I don’t have to tell anyone reading this site that we’re living in a world saturated by superhero media. Between the hundreds of movies, TV shows, Netflix originals, video games, and of course comics, how does one stand out from the crowd? Especially when you’re one of many adapting/rebooting something as ridiculously overdone as Batman? Well, you do what Telltale Games does: you acknowledge that media saturation and the fact that your title character is a pop culture icon, and you decide to use that to do something different. You accept that your players will be bringing some knowledge of the superhero franchise—be it Batman or, more recently, Guardians of the Galaxy—you’re adapting to the table. And you use that knowledge as a foundation to play on audience expectations and take the opportunity to toy, fanfiction-style, with some “what if?” scenarios to create innovative and intriguing new takes on the familiar stories. And you do it all while exploring and giving agency to sidelined women characters, too!
Spoilers (mostly minor, but major ones are tagged) for both Batman: The Telltale Series and Guardians of the Galaxy: The Telltale Series beyond the jump! Continue reading →
I really wanted to rec something lighthearted for you guys, but after a long week with a shitty boss, I had no mental energy whatsoever to relate to anything outside my own personal experiences. So instead, I ended up going through my pages and pages of bookmarks trying to find something that featured a completely platonic relationship and that was also safe for my current mental state.
In the process, I came across an older story about Jason Todd, Dick Grayson, and their brotherly hatred for one another. Well, Jason Todd comes with his own psychological problems, and most stories with him deserve multiple trigger warnings, but since my depression and anxiety sucked ass this week, reading a fic about a character going through a massive panic attack ended up being exactly what I needed. Not A Brother Not A Friend isn’t a safe read in that regard, but it was definitely platonic and relatable, and for this week, that was good enough.
The election is finally over, but as this post was written before it ended, I still don’t know what happened. Depending on the results and our own personal stances, the ability to launch ourselves into an alternate reality might be really appealing right about now. Then there are movies like Justice League: Crisis on Two Earths, which exist to remind all of us that the dystopias in other worlds are somehow even worse than the one we already live in.
I usually enjoy DC Comics animated movies, because unlike their live-action movies, they’re actually, you know, good. But despite how successful and how influential The Killing Jokeis in the Batman universe, I am not excited about this movie, and that all has to do with how this comic affects Barbara Gordon.

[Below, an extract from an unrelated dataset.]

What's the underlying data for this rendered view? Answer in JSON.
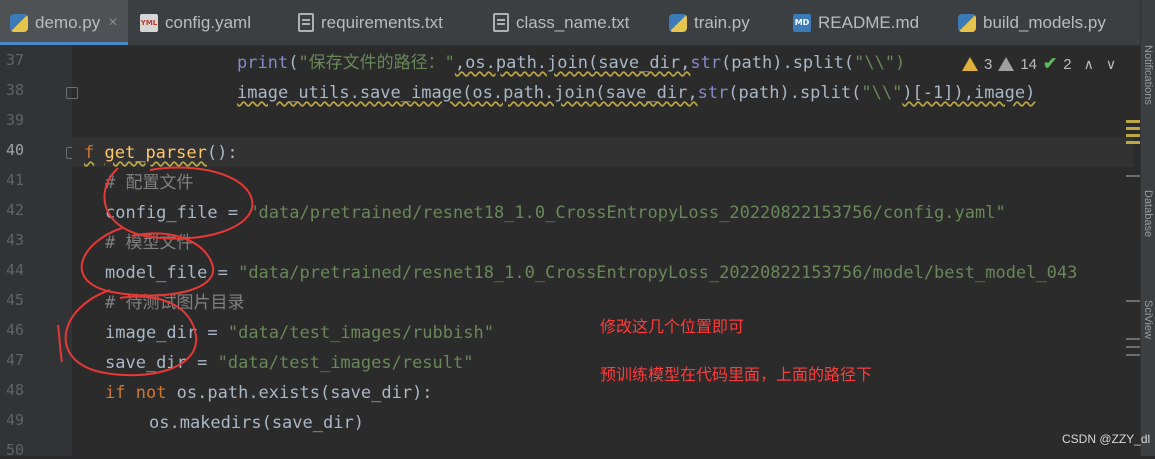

The 1997 movie Batman & Robin is quite possibly one of the strangest movies I have ever watched. The last time I watched it, I noticed that the story liked to switch back and forth between two different things—being completely awful and being completely awful. It does literally nothing else. At any given time Batman & Robin is so awful it’s boring, and during all the other times, it’s so awful it’s baffling. Nevertheless, it’s a movie that has stuck with me over time—not because I particularly want to remember it, but because my traitorous mind won’t let me forget it in the slightest.
Recently, for whatever reason, I decided to go ahead and give Gotham Season 2 a watch. Regardless of my feelings on the show as a whole, the experience nevertheless left me in yet another mood to seek out more Riddler. As such, I set out to revisit some of my favorite fanfics, and so I bring to you Human Decency by crowsnest.
In 1993 a Batman movie came out called Batman: Mask of the Phantasm that was based on the 1990s Batman Animated Series. The show was wildly successful, so it is no surprise that a movie came out of the series. Since the release of Batman: Mask of the Phantasm, it has been hailed as one of the best Batman movies and is often put at the same level as many of the great live-action Batman films. It is certainly one of my favorite Batman movies: it introduces one of my favorite female characters, delves more deeply into Batman’s psyche, and gives us some of the most hilarious and terrifying Joker moments.
Not long ago, a teaser trailer came out for DC’s new Batman vs. Superman movie. Ever since the title was announced, I have been nervous about the upcoming movie. I have a lot of feelings about Superman and Batman (both together and separately) and I have been waiting a long time for a team up movie to hit the big screen. But when I heard the title of the movie, I was extremely sad. I’m not going to see a Batman and Superman movie based purely on them fighting each other(we all know Superman wins that fight anyway).
Prepare yourself for the shit storm of Batman vs. Superman nerd fighting that will soon arrive.
No, what I really want to see in this new movie is the complex, somewhat antagonistic relationship between Batman and Superman, which eventually morphs into an epic friendship. So today for our Throwback, I want to take a look at the Batman and Superman movie that greatly shaped my perception of the two characters. The World’s Finest originally aired as as a three part episode on the Superman Animated Series in 1997, and was later re-released as a movie. Until this point there had been little to no cross-over between the Superman Animated Series and the Batman Animated Series, other than a one off comment about Batman at the start of the Superman Animated Series. So this movie was the first meeting between Batman and Superman in the animated universe. And the movie just really hit it out of the park.